### Problem details
Take each line in the entries below that holds "Cases" and show it.

== Records for this exercise

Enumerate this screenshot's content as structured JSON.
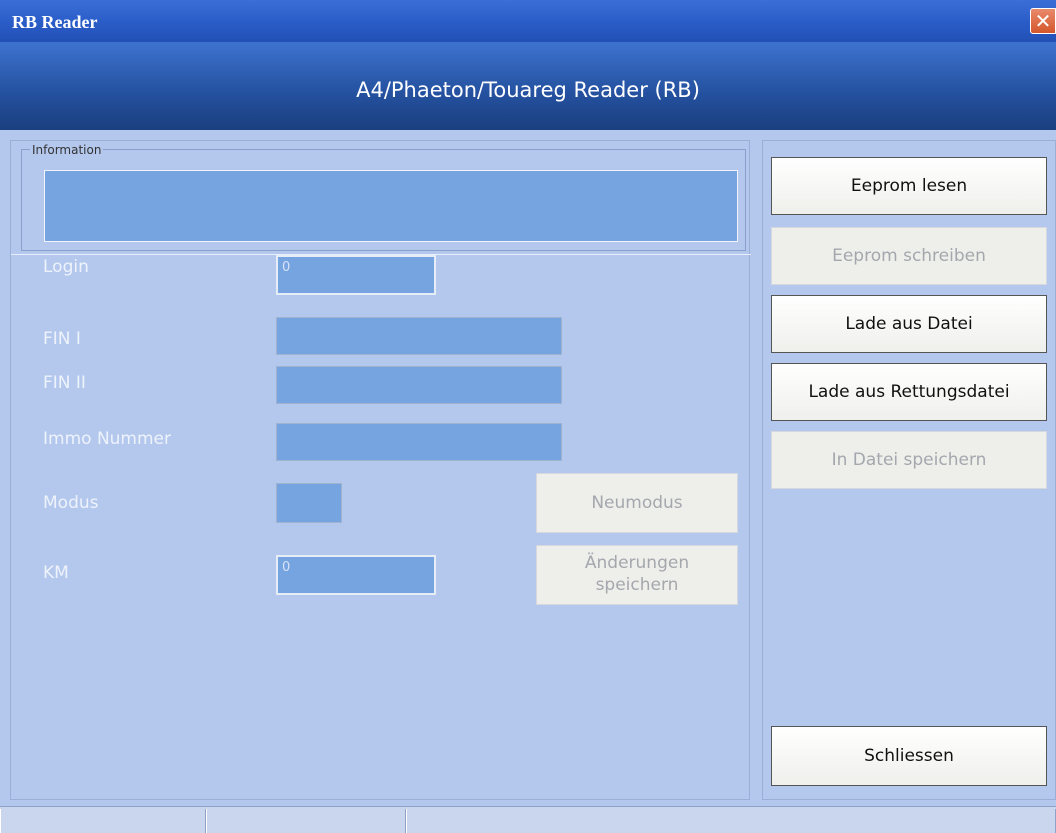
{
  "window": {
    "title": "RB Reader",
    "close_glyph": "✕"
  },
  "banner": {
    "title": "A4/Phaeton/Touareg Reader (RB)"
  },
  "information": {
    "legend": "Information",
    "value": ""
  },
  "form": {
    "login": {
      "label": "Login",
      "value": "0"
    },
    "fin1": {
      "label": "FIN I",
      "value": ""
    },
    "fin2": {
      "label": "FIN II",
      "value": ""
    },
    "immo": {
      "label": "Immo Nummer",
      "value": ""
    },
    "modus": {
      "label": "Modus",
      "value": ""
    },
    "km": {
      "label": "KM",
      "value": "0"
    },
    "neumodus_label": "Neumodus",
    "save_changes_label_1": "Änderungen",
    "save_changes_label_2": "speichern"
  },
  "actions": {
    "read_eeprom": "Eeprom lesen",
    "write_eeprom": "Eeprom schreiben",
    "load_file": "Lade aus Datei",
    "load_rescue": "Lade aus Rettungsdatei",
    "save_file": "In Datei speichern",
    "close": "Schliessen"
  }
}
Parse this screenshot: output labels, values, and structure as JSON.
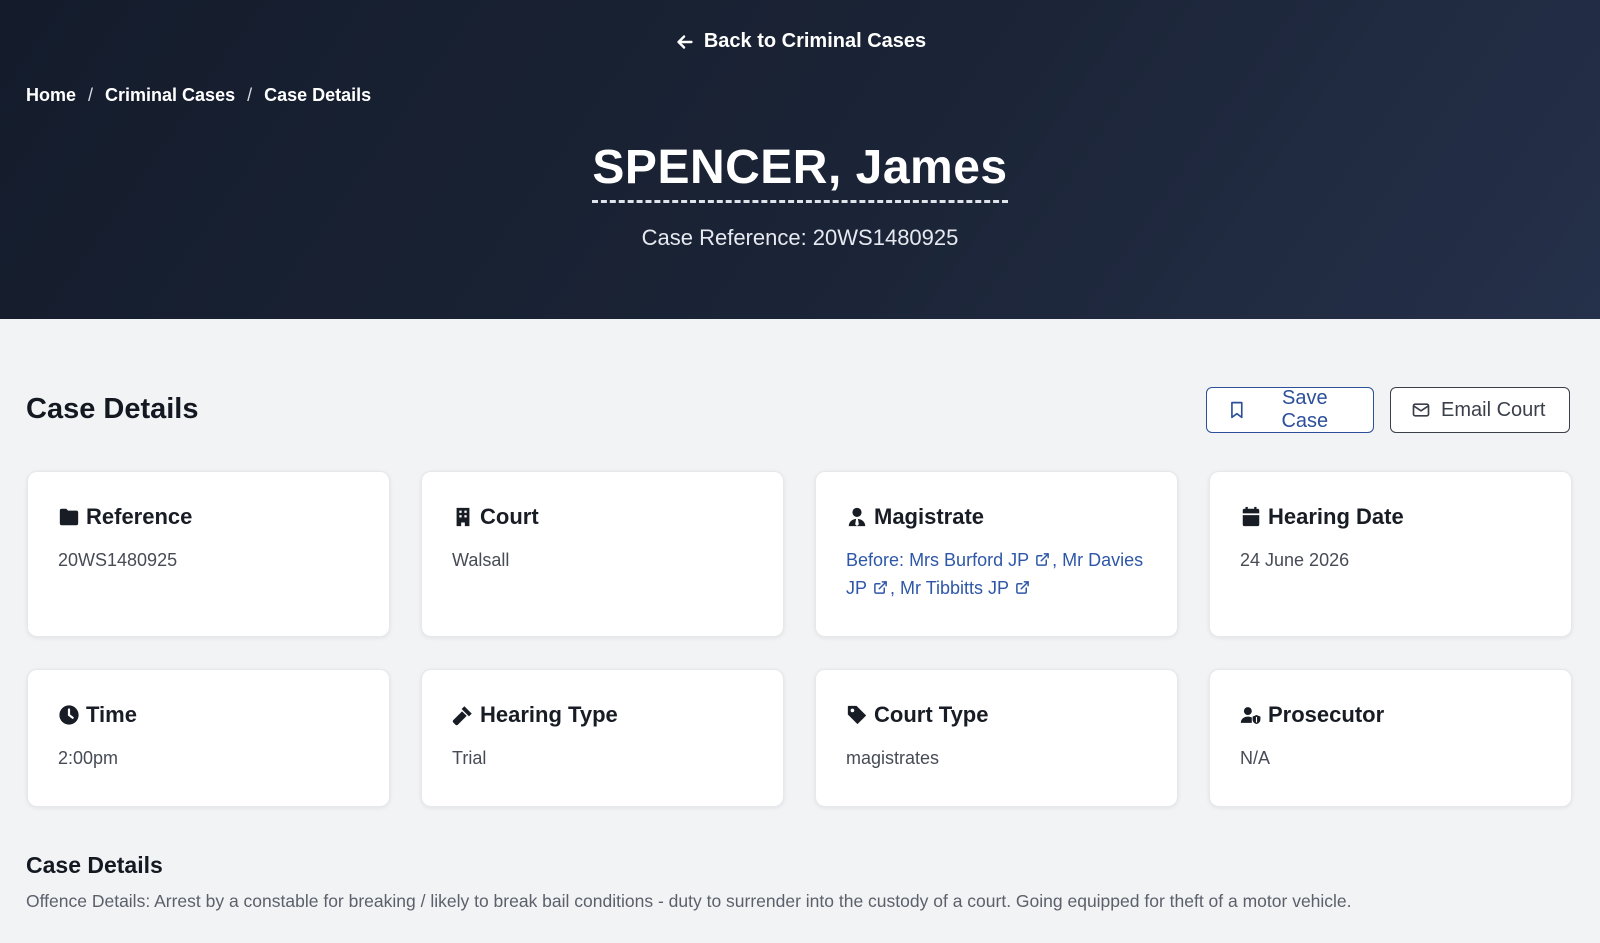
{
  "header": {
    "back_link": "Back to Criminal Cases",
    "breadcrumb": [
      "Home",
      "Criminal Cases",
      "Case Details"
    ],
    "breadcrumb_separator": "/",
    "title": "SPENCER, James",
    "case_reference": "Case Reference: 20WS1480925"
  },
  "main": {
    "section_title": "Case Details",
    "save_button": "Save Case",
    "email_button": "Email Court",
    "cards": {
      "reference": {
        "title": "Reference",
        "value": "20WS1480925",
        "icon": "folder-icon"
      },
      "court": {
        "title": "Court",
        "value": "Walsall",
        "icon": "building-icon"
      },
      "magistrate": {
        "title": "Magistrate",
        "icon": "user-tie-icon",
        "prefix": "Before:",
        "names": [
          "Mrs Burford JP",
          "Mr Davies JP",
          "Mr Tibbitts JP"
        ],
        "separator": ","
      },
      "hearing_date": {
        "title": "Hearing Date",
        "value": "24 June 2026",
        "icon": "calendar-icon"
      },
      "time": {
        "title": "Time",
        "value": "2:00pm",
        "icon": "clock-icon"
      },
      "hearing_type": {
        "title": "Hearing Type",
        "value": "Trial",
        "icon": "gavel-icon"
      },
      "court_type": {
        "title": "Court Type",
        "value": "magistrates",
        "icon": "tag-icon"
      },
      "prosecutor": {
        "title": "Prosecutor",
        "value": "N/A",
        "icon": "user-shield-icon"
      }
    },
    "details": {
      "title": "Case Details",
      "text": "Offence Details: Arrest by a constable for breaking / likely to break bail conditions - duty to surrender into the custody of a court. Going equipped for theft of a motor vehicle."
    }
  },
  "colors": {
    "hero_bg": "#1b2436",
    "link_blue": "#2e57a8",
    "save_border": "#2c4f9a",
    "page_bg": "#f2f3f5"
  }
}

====
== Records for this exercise

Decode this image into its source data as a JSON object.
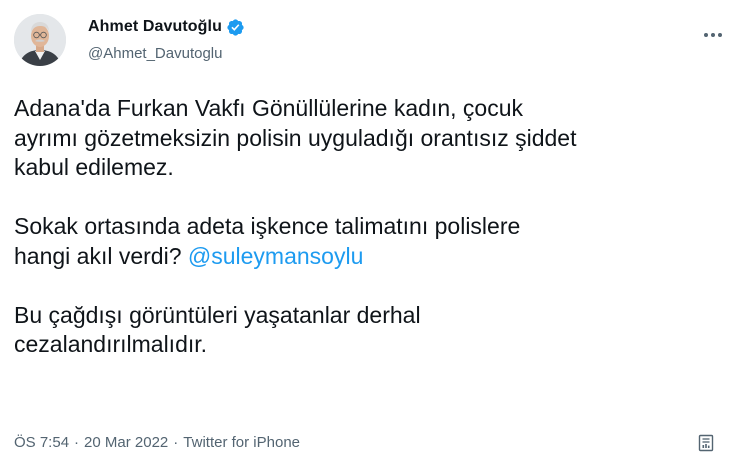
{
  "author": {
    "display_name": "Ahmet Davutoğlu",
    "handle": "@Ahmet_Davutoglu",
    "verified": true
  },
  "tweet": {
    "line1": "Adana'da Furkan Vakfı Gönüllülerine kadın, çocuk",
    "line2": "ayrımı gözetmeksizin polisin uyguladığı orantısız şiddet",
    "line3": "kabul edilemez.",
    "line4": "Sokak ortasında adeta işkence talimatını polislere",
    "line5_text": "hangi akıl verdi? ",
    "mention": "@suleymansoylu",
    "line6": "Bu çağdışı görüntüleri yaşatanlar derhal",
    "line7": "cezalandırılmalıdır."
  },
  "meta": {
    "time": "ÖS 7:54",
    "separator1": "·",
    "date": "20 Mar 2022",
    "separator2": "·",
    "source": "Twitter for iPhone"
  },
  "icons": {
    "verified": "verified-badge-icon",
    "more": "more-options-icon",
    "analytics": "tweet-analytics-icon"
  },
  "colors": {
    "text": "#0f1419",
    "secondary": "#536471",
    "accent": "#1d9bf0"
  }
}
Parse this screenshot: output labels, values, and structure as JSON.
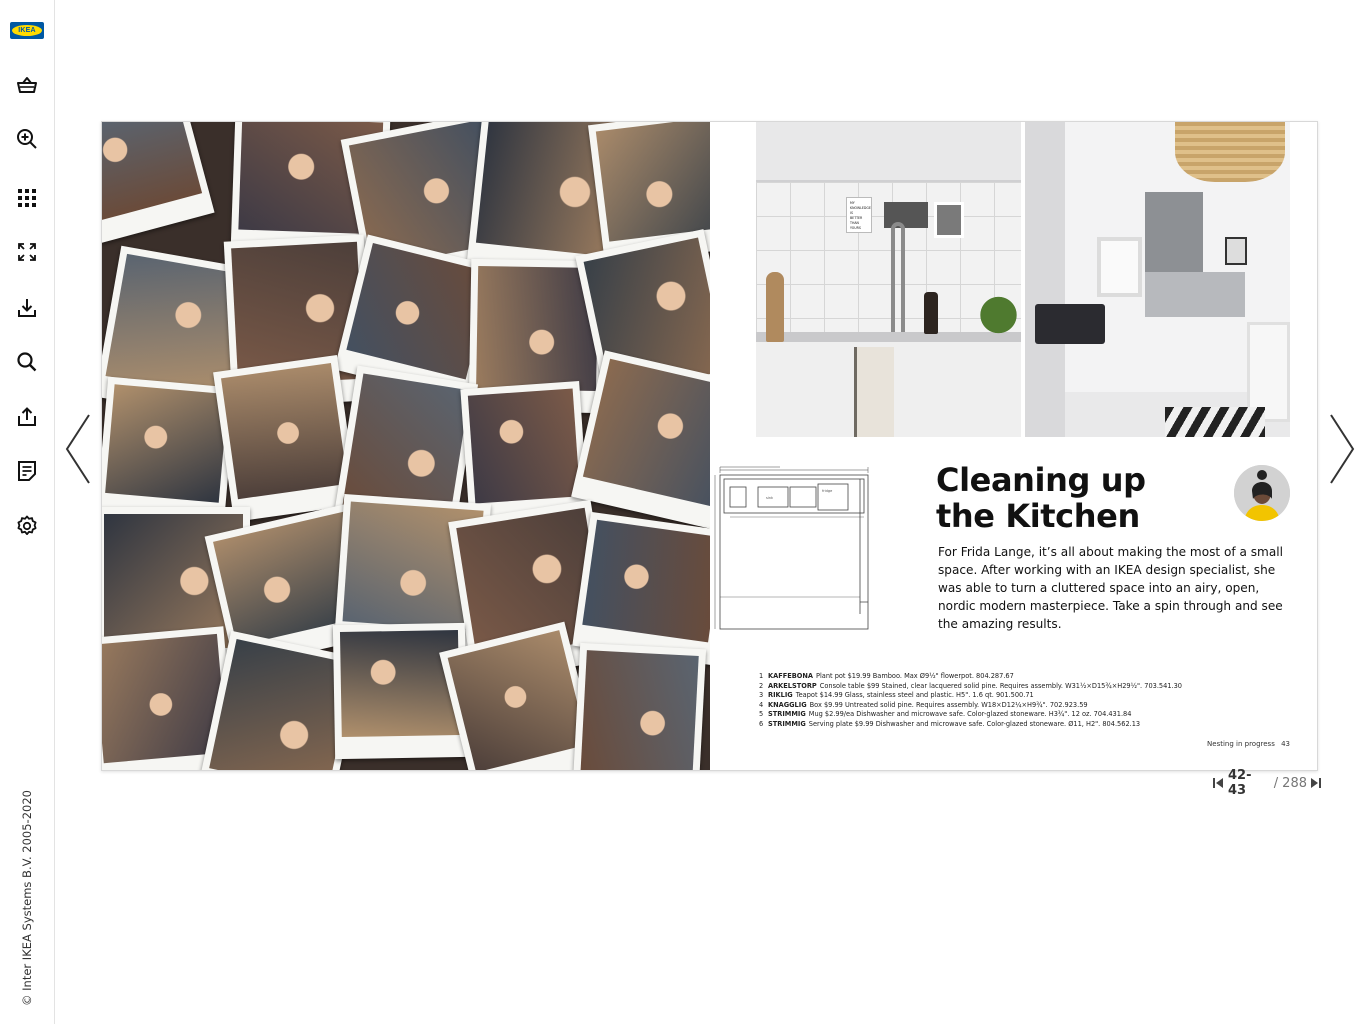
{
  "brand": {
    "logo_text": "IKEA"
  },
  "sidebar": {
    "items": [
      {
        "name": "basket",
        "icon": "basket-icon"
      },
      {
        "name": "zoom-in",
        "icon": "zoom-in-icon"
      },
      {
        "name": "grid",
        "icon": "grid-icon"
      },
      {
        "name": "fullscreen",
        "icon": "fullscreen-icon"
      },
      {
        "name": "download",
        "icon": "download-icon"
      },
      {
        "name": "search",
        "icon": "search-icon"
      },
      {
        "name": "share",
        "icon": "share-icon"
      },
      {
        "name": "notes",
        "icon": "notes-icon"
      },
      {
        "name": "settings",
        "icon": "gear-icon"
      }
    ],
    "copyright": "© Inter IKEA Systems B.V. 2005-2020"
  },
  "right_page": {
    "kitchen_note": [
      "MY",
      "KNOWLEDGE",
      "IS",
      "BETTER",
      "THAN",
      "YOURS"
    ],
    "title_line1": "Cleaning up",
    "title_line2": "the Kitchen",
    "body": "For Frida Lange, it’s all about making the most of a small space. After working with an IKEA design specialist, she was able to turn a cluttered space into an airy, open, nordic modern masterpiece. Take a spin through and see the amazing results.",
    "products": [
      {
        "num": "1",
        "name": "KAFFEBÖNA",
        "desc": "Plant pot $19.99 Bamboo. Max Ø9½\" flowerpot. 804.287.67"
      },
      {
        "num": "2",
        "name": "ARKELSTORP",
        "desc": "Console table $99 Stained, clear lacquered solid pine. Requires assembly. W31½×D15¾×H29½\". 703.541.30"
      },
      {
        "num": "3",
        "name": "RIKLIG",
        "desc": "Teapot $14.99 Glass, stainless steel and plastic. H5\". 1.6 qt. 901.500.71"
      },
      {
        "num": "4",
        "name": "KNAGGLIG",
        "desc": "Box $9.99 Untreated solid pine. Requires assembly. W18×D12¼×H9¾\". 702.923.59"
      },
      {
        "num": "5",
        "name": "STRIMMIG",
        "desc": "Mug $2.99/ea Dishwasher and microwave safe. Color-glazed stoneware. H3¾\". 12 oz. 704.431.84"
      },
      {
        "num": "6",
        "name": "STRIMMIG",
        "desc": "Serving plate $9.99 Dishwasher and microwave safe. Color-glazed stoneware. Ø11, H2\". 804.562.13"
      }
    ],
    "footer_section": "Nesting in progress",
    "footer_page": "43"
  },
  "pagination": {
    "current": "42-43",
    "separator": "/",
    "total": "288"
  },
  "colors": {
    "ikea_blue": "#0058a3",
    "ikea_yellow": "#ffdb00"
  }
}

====

### Expected output
    "back_link": "Back to Criminal Cases",
      "Criminal Cases",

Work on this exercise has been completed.